**GIVEN INFORMATION:**

========

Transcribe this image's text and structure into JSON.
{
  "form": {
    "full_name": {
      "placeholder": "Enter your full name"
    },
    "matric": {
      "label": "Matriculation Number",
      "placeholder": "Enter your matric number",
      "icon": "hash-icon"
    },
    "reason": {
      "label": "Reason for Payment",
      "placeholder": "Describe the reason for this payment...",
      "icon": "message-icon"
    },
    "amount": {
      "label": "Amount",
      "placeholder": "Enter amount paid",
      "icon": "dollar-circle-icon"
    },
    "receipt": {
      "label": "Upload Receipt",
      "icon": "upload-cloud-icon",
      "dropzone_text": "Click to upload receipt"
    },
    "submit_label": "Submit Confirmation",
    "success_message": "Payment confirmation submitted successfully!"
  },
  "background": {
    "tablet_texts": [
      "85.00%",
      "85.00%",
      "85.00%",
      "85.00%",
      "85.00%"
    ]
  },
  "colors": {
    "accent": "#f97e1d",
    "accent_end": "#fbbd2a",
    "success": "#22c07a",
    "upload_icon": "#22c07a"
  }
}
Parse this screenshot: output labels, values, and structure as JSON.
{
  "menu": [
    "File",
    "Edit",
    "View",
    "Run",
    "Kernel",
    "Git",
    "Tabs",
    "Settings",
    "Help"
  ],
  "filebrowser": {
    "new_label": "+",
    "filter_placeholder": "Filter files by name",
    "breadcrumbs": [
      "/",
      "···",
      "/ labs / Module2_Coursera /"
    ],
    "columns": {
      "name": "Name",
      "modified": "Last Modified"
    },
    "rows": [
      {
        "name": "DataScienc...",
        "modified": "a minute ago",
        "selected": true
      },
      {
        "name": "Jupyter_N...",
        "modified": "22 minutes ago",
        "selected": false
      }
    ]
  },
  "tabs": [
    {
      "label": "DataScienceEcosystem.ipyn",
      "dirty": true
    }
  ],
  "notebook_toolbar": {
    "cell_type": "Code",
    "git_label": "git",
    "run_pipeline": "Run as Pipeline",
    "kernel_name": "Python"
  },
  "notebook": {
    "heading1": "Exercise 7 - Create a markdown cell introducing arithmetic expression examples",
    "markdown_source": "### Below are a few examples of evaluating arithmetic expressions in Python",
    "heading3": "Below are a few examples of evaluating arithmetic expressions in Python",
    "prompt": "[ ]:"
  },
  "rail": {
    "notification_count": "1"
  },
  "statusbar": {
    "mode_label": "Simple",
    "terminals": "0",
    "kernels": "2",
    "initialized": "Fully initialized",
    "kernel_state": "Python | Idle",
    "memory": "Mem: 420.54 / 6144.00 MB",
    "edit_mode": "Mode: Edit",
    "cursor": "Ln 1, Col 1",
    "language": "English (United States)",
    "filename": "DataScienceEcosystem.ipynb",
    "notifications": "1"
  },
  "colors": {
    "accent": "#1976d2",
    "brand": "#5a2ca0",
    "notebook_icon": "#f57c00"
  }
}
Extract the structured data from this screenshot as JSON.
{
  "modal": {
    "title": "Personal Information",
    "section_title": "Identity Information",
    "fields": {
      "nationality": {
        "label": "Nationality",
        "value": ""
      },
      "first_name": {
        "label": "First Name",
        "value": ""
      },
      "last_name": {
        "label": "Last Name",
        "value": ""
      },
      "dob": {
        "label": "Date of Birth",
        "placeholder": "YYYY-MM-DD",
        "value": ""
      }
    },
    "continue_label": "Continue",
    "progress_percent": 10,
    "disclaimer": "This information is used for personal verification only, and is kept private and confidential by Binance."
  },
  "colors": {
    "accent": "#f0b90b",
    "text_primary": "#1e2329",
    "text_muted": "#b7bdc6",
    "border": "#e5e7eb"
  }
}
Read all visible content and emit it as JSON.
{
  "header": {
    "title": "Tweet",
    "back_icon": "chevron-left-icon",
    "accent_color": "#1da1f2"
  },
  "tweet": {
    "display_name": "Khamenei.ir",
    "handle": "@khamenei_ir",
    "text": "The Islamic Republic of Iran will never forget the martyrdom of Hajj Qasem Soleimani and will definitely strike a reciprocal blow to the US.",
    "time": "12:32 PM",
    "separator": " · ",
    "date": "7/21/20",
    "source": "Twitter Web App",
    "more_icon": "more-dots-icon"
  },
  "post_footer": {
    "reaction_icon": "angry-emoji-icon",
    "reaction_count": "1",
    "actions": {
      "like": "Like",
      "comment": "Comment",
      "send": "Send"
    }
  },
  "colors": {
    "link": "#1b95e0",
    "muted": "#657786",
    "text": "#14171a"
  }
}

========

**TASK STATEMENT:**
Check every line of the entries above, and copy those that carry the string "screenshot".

**RESULT OF THE EXERCISE:**
Parse this screenshot: output labels, values, and structure as JSON.
Extract the structured data from this screenshot as JSON.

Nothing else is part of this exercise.